**What the exercise asks:** All lines in the records below with the word "structured" must be returned.

**Input data:**

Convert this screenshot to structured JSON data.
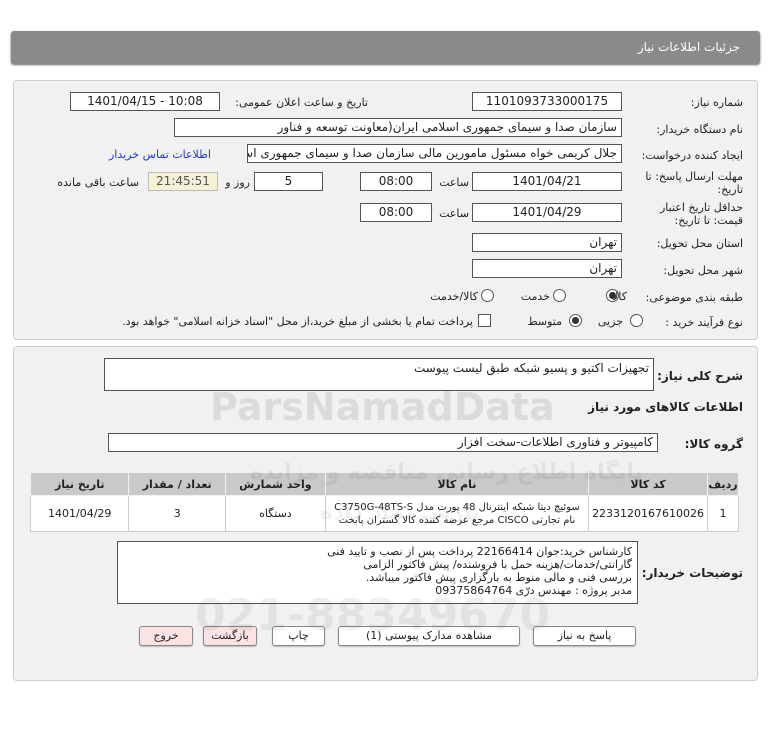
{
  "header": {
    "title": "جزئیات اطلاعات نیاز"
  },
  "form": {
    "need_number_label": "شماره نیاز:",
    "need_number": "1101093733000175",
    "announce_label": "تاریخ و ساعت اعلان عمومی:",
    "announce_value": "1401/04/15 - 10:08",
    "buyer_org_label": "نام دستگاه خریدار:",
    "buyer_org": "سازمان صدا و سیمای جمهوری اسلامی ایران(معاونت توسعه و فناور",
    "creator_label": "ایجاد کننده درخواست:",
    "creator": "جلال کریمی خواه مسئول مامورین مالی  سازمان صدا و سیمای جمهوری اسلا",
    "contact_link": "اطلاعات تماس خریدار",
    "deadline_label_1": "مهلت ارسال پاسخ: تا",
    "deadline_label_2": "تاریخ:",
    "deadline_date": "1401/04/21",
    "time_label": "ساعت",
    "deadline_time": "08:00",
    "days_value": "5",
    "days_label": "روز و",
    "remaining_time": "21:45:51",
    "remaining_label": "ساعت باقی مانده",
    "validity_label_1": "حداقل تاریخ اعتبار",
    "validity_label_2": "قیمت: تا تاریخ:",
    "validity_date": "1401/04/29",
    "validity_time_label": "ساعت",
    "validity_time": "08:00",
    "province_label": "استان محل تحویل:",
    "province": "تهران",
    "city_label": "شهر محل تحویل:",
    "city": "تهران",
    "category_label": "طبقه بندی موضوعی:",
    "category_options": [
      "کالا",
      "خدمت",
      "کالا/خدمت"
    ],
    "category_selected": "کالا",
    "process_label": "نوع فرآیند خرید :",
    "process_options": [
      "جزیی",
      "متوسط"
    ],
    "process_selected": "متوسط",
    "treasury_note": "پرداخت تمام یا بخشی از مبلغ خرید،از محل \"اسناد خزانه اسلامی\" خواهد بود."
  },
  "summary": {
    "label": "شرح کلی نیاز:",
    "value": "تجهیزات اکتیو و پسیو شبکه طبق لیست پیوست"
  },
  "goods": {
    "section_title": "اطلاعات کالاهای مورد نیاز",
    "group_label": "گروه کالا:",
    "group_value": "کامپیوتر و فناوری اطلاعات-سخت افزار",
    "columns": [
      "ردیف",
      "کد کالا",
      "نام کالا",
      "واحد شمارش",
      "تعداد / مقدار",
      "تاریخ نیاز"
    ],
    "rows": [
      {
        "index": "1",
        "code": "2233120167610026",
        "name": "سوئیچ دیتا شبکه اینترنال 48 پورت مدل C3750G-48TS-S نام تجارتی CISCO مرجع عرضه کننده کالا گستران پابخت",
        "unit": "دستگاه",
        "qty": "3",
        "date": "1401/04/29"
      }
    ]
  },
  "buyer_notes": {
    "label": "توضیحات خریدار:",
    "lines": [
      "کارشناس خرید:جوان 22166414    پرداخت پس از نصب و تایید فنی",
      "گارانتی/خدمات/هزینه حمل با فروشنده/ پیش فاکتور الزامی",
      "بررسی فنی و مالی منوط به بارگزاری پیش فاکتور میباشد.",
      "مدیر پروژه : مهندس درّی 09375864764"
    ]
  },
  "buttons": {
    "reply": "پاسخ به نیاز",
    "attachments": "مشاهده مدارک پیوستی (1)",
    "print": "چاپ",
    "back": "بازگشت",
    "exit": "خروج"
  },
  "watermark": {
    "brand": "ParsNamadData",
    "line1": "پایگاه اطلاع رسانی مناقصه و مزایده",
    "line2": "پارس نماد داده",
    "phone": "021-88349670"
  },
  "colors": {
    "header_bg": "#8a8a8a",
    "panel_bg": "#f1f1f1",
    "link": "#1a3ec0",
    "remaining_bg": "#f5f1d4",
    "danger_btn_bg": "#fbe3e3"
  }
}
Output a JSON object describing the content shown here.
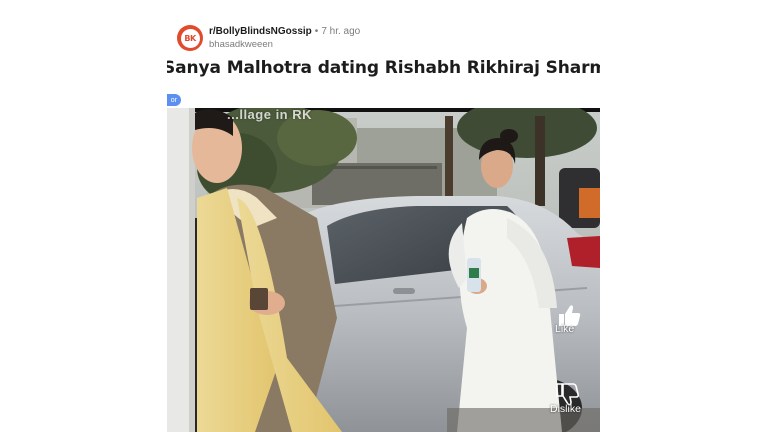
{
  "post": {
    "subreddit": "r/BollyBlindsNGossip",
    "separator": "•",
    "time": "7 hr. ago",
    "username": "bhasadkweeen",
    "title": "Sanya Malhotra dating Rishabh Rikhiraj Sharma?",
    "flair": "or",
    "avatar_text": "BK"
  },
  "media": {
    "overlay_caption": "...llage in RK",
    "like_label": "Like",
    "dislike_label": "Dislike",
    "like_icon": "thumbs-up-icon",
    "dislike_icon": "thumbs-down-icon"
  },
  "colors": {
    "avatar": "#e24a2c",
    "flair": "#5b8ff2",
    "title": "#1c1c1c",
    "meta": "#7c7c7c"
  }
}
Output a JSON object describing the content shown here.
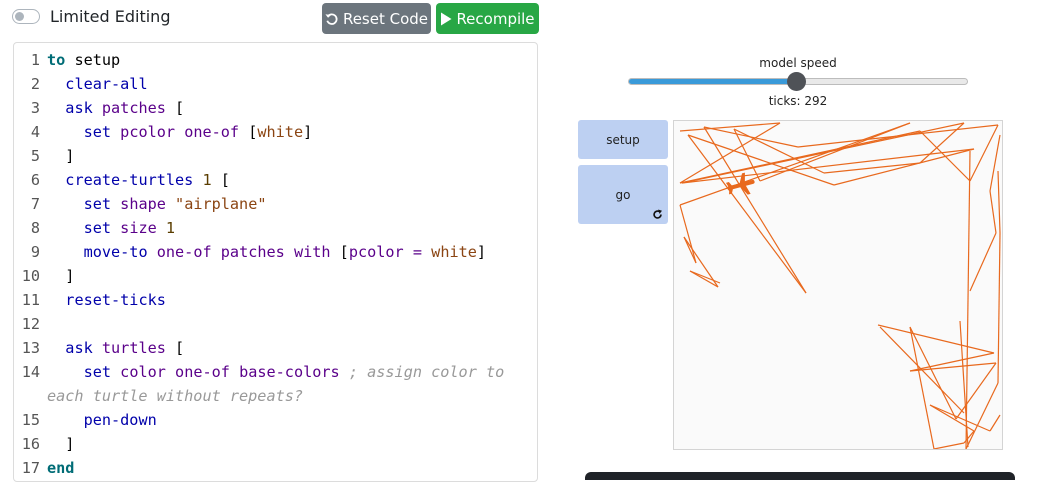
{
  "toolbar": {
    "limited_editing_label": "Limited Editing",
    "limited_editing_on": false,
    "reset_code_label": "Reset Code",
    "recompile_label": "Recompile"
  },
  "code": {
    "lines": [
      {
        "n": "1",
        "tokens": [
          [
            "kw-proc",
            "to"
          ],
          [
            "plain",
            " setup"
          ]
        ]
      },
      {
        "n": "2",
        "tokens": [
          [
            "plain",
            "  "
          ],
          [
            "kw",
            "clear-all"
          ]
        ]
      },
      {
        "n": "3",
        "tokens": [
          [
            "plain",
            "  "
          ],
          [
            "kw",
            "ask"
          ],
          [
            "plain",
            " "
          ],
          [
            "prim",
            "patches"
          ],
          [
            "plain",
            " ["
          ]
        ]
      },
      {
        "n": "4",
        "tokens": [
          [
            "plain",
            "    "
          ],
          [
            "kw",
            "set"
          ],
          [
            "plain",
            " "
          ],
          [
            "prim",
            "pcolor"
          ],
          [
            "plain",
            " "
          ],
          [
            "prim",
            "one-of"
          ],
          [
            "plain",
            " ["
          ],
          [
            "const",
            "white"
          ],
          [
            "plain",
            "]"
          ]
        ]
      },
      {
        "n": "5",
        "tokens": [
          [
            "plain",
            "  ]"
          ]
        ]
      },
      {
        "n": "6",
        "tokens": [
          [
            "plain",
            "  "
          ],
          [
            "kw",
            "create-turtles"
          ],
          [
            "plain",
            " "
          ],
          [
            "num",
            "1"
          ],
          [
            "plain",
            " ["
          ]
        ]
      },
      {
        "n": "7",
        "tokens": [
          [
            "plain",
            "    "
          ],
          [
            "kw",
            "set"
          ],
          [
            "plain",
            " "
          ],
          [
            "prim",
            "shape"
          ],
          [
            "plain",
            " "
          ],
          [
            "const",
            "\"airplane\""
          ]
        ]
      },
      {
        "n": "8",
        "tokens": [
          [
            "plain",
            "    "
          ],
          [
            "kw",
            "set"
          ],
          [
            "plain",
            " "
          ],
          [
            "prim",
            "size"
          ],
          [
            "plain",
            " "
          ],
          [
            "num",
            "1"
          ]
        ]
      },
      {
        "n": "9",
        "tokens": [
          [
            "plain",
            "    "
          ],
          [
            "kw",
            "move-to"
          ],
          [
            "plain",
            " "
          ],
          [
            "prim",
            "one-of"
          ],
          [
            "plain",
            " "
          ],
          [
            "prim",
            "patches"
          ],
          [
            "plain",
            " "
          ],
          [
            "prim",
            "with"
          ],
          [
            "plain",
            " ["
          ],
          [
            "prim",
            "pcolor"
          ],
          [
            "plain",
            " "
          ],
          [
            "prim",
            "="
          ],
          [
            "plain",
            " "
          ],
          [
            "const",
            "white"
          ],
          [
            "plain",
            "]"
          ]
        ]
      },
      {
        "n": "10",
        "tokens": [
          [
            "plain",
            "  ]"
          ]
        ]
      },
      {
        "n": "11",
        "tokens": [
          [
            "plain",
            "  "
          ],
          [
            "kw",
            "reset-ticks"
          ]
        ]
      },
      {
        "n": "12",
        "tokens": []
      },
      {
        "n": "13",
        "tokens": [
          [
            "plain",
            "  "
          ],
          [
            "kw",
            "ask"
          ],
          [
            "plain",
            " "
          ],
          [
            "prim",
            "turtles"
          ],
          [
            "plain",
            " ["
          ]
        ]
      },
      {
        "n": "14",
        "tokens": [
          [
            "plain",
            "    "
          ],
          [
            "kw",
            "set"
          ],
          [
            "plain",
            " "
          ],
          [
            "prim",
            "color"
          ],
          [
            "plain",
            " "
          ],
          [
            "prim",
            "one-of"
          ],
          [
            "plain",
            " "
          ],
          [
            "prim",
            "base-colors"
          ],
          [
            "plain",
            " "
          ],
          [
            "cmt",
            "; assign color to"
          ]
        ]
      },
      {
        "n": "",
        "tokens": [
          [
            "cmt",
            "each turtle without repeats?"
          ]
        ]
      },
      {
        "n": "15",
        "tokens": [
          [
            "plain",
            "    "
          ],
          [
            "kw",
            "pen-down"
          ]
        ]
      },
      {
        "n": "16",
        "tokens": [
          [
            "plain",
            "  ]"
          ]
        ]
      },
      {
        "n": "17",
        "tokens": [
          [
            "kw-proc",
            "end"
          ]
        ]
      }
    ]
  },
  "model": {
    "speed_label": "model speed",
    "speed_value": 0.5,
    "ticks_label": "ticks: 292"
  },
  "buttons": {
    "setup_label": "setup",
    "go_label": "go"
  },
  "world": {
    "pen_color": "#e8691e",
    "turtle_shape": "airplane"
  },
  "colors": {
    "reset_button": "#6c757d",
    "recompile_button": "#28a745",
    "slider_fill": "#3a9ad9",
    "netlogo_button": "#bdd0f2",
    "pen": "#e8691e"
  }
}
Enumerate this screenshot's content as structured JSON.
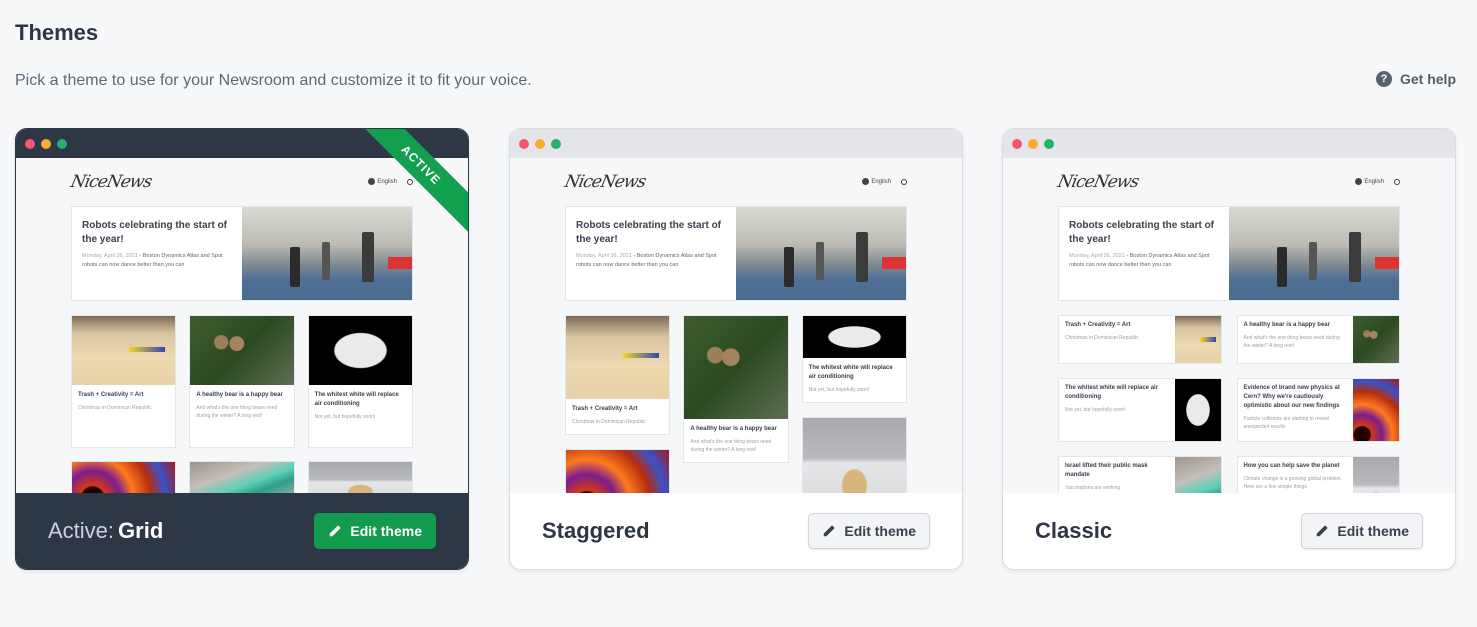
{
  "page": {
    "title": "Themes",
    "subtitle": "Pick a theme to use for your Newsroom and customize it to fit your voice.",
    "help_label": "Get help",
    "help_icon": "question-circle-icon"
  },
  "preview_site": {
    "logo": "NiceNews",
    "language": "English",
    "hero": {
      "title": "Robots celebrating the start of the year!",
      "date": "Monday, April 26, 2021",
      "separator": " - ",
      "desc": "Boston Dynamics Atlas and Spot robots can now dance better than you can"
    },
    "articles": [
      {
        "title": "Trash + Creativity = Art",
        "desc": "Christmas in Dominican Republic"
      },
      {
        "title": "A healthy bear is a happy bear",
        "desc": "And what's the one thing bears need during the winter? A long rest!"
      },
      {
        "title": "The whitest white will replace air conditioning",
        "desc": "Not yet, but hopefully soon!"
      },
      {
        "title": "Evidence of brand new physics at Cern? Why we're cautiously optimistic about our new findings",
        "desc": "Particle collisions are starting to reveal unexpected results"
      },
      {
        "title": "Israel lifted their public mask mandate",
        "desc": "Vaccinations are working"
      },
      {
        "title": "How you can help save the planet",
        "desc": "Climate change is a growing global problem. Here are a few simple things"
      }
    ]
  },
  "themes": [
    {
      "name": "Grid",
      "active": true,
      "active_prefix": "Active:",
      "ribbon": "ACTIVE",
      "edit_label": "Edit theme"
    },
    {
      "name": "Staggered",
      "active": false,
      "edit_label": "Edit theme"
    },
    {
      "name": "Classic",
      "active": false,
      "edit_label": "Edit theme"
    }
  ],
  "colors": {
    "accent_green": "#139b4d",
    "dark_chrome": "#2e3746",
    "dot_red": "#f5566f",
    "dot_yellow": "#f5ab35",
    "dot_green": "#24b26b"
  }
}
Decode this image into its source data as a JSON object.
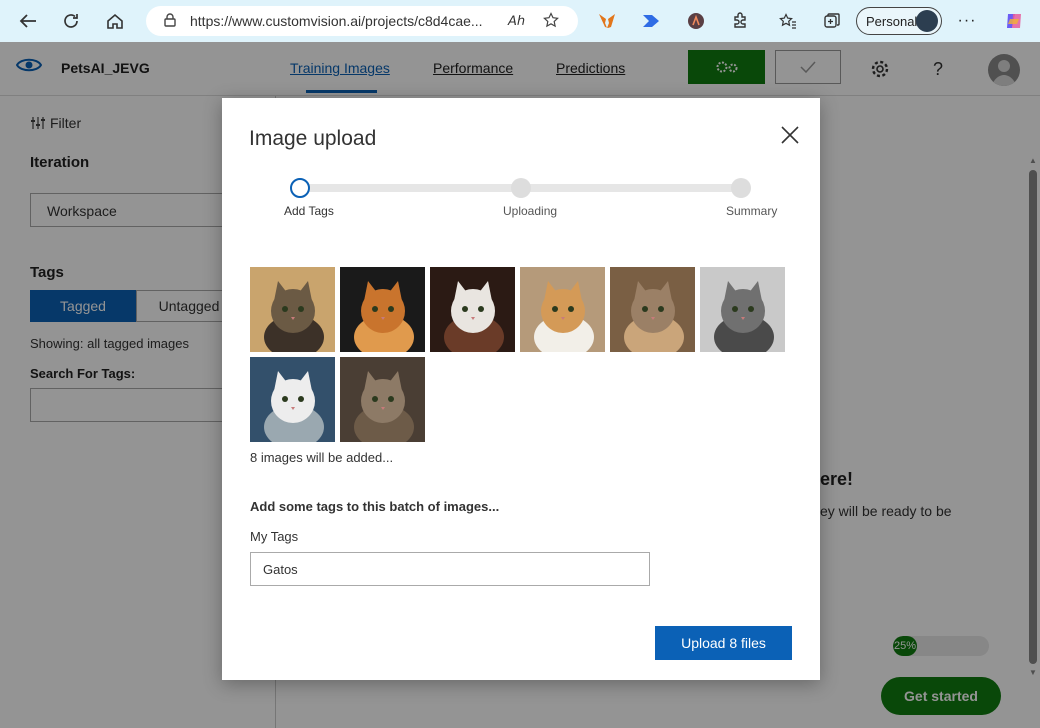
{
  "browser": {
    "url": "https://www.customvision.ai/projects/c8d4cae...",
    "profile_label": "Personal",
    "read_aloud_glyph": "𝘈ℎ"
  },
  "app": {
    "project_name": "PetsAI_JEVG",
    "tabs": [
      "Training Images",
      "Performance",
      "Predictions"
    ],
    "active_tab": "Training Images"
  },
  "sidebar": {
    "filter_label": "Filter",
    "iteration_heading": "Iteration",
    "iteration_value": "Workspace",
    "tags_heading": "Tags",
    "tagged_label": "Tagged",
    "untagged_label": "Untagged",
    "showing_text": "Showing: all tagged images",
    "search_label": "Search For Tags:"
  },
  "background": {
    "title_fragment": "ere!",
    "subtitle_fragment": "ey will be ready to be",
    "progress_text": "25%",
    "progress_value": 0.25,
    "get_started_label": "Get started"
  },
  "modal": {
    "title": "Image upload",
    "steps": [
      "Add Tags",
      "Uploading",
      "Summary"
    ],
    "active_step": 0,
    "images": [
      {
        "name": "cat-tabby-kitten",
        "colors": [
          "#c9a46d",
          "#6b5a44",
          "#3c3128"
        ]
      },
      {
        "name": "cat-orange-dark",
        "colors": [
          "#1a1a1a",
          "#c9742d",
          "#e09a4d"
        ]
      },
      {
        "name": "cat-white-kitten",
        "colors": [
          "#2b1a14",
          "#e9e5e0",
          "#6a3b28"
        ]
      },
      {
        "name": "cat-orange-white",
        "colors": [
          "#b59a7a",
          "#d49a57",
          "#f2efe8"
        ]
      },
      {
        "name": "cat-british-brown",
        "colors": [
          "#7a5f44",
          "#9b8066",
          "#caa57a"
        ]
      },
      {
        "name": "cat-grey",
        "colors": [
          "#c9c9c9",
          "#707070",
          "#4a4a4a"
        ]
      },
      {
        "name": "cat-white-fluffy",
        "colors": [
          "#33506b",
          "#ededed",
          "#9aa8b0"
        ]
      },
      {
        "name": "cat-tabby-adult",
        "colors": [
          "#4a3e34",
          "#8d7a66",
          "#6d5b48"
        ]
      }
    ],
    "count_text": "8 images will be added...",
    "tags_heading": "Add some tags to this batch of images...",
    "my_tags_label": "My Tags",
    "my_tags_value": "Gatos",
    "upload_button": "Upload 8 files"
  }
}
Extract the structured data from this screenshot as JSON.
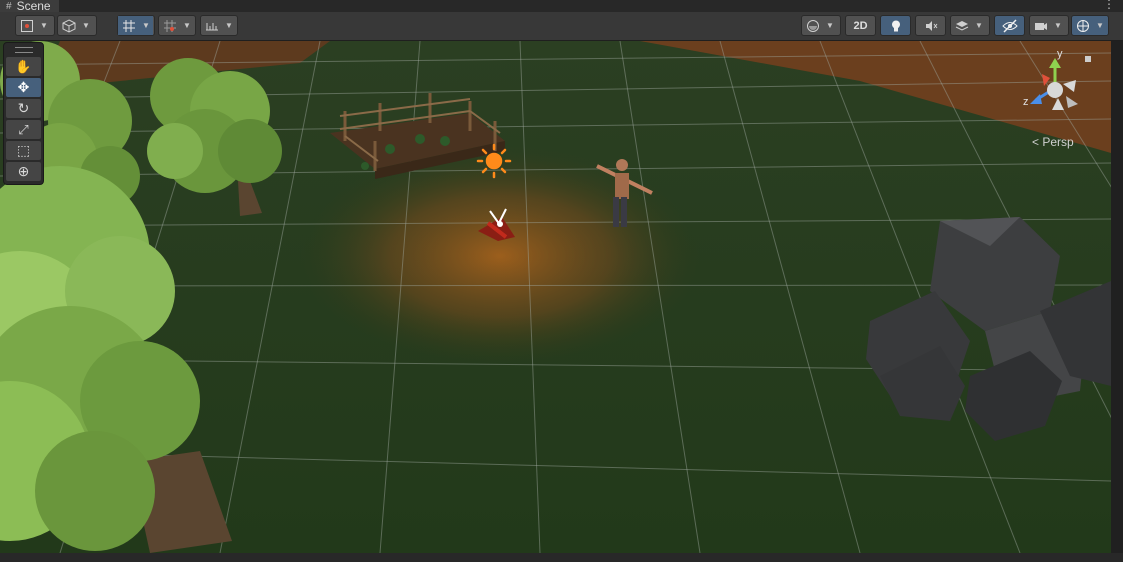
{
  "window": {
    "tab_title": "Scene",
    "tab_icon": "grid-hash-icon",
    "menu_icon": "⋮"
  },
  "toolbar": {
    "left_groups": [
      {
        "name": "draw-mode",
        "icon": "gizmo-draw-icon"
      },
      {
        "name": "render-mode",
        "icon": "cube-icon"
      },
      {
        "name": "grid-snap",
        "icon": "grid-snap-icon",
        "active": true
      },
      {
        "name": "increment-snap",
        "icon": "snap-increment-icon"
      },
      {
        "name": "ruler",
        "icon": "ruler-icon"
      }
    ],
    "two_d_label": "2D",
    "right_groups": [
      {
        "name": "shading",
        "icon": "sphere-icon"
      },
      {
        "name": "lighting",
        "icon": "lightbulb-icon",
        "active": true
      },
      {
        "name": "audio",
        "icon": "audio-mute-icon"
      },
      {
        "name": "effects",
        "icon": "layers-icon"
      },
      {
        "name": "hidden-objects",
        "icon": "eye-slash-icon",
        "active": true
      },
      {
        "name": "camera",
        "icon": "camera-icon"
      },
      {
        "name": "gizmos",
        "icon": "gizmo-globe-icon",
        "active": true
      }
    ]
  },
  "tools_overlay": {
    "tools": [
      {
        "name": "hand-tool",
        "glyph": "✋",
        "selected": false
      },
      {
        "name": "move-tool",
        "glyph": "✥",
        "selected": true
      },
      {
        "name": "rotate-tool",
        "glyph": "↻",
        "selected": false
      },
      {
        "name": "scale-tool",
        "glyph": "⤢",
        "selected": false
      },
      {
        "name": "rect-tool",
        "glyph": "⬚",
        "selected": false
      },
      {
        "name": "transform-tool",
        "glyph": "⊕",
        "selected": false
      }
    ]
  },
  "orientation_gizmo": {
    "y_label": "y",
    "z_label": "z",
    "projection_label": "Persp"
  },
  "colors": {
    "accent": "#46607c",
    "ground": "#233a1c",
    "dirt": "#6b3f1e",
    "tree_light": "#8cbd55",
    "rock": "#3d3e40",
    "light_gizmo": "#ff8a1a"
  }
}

**Response to this exercise:**
Convert this screenshot to structured JSON data.
Enumerate this screenshot's content as structured JSON.
Extract the structured data from this screenshot as JSON.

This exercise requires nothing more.